Japanese coastguard has rescued one person from a cargo ship thought to have sunk during a typhoon with more than 40 crew and 6,000 cattle on board.

According to the Japanese coastguard, the man rescued is one of the Filipino crew, who said the ship’s engine failed before it capsized after being hit by a wave.

Eduardo Sareno, the vessel’s 45-year-old chief officer, said the crew had been instructed to put on lifejackets and that he jumped into the water.




He said he did not see any other crew members before he was rescued.

The Gulf Livestock 1 left New Zealand on 14 August headed for China, with the journey expected to take 17 days, New Zealand’s foreign ministry said.

On Wednesday night, the ship sent a distress call from waters to the west of Amami Oshima island in south-western Japan after being caught up in Typhoon Maysak.



The search for the rest of the crew and ship continues but has so far failed to find any more survivors.

The crew of the freighter includes 39 seamen from the Philippines, two from New Zealand and two from Australia.

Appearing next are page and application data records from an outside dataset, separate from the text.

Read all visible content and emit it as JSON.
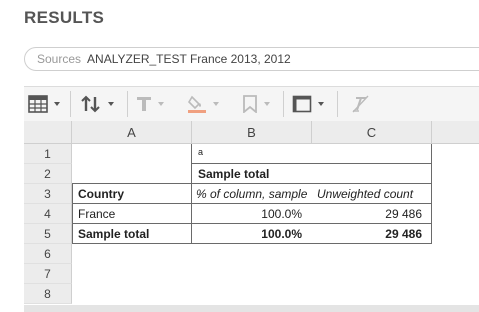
{
  "page": {
    "title": "RESULTS"
  },
  "sources": {
    "label": "Sources",
    "value": "ANALYZER_TEST France 2013, 2012"
  },
  "toolbar": {
    "icons": [
      "table-icon",
      "sort-icon",
      "text-format-icon",
      "fill-color-icon",
      "bookmark-icon",
      "border-icon",
      "clear-format-icon"
    ]
  },
  "grid": {
    "columns": [
      "A",
      "B",
      "C"
    ],
    "rows": [
      "1",
      "2",
      "3",
      "4",
      "5",
      "6",
      "7",
      "8"
    ],
    "cells": {
      "b1": "a",
      "b2": "Sample total",
      "a3": "Country",
      "b3": "% of column, sample",
      "c3": "Unweighted count",
      "a4": "France",
      "b4": "100.0%",
      "c4": "29 486",
      "a5": "Sample total",
      "b5": "100.0%",
      "c5": "29 486"
    }
  },
  "colors": {
    "fill_swatch": "#f0a080",
    "header_bg": "#ececec",
    "toolbar_bg": "#f5f5f5"
  }
}
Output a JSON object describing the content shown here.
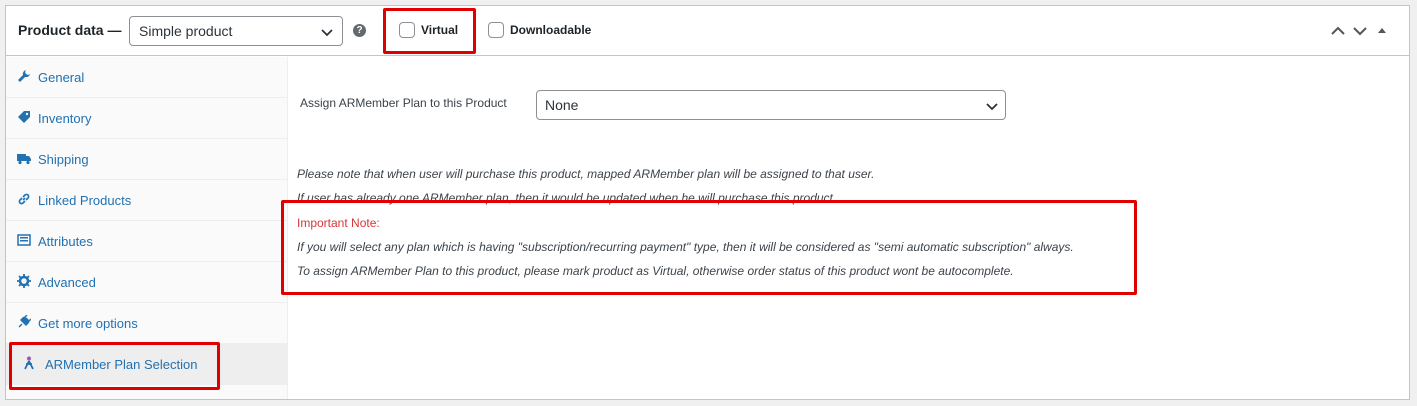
{
  "header": {
    "title": "Product data —",
    "product_type": "Simple product",
    "help_icon": "question-circle-icon",
    "virtual_label": "Virtual",
    "virtual_checked": false,
    "downloadable_label": "Downloadable",
    "downloadable_checked": false,
    "controls": [
      "chevron-up-icon",
      "chevron-down-icon",
      "triangle-up-icon"
    ]
  },
  "tabs": [
    {
      "label": "General",
      "icon": "wrench-icon"
    },
    {
      "label": "Inventory",
      "icon": "tag-icon"
    },
    {
      "label": "Shipping",
      "icon": "truck-icon"
    },
    {
      "label": "Linked Products",
      "icon": "link-icon"
    },
    {
      "label": "Attributes",
      "icon": "list-icon"
    },
    {
      "label": "Advanced",
      "icon": "gear-icon"
    },
    {
      "label": "Get more options",
      "icon": "plugin-icon"
    },
    {
      "label": "ARMember Plan Selection",
      "icon": "armember-icon",
      "active": true
    }
  ],
  "content": {
    "field_label": "Assign ARMember Plan to this Product",
    "plan_value": "None",
    "notes": [
      "Please note that when user will purchase this product, mapped ARMember plan will be assigned to that user.",
      "If user has already one ARMember plan, then it would be updated when he will purchase this product."
    ],
    "important_title": "Important Note:",
    "important_notes": [
      "If you will select any plan which is having \"subscription/recurring payment\" type, then it will be considered as \"semi automatic subscription\" always.",
      "To assign ARMember Plan to this product, please mark product as Virtual, otherwise order status of this product wont be autocomplete."
    ]
  },
  "colors": {
    "link": "#2271b1",
    "highlight": "#e00000",
    "important": "#d63638"
  }
}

The Gulf Livestock 1 is a 139m (450ft), Panamanian-flagged cargo vessel built in 2002.

Strong winds and torrential rains from the typhoon battering the region are hampering the search effort.

Typhoon Maysak made landfall early on Thursday in the South Korean port city of Busan, packing winds of 140kmh. At least two people are reported to have been killed in the city. One was a woman whose apartment window was shattered by the force of the wind. Another man in Busan was believed to have fallen to his death from the roof of his house.

More than 2,200 people have been evacuated to shelters and about 120,000 homes were left without power in the affected region. Wind and rain have flooded Busan’s streets.

Flights have been cancelled and ferries suspended. Maysak is one of the strongest storms to hit the region in years. It is moving north and made a second landfall at Kimchaek in North Korea, before weakening as it tracked into north-east China.